It was during this year that Hopper first visited Paris. The painting clearly shows a winding staircase that leads up the the now famous landing of 48 Rue de Lille. Hopper actually lived in the building for eight months.
At first glance the painting appears to be incredibly simplistic, in its use of oils on canvas, but the painting is far from simplistic. Hopper has cleverly used colour, tone, light and shading to create an incredibly realistic painting that at first glance resembles a photographic image.
On closer inspection we can see the light reflected on the steps which may be covered in raindrops.
The richly applied paint is a bold artistic statement on the canvas, and with each brush stroke clearly evident, the painting comes to life, which adds to the intensity of his paintings and makes them appear even more realistic.
Hopper used dark tonal colours for Stairway at 48 Rue de Lille Paris, and the art world has conflicting ideas as to why he chose such dark colouring. One theory is that the painting was created on a rainy day in Paris, therefore resulting in a darker image.
Another theory is that the dark tones of the painting were simply evoked by Hopper's feelings of arriving in a new country.
As an observer we see the stairwell from the vantage point of a bedroom door. We are allowed into the painting and see what Hopper would have seen wile painting.

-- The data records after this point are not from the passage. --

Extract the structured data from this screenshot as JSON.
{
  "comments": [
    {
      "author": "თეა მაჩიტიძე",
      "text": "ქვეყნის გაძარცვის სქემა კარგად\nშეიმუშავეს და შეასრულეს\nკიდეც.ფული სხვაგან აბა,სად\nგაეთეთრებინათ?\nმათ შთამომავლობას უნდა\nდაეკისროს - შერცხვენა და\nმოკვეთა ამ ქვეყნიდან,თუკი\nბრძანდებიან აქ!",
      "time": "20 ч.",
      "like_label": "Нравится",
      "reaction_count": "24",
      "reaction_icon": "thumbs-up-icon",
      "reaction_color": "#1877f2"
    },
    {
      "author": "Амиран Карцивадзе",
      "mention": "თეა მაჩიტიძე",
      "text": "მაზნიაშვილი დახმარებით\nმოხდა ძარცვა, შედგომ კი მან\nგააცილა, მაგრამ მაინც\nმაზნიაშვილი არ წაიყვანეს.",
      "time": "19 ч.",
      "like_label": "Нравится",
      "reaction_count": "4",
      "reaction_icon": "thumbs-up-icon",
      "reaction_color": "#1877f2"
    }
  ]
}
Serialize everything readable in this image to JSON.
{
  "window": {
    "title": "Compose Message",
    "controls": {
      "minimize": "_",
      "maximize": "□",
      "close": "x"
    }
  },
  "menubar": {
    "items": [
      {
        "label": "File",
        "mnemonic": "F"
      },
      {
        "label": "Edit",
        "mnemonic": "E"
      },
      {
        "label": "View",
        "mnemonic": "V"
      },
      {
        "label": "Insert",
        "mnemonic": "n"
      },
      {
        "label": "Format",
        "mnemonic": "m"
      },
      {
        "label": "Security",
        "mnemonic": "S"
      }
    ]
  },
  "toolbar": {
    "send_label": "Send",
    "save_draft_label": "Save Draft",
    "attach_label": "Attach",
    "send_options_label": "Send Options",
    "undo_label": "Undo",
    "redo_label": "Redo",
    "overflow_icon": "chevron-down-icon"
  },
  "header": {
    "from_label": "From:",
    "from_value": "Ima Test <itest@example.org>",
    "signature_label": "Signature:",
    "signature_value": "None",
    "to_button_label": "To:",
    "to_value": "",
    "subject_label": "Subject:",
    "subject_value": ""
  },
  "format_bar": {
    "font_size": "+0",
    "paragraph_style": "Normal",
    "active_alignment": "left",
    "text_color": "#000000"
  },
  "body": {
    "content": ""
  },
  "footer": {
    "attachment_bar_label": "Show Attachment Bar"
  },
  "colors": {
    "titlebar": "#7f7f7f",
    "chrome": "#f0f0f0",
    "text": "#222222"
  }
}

The space in which the stairwell occupies is incredibly narrow and restrictive and Hopper has successfully captured this feeling of isolation and restrictiveness in his choice of colours and painting technique.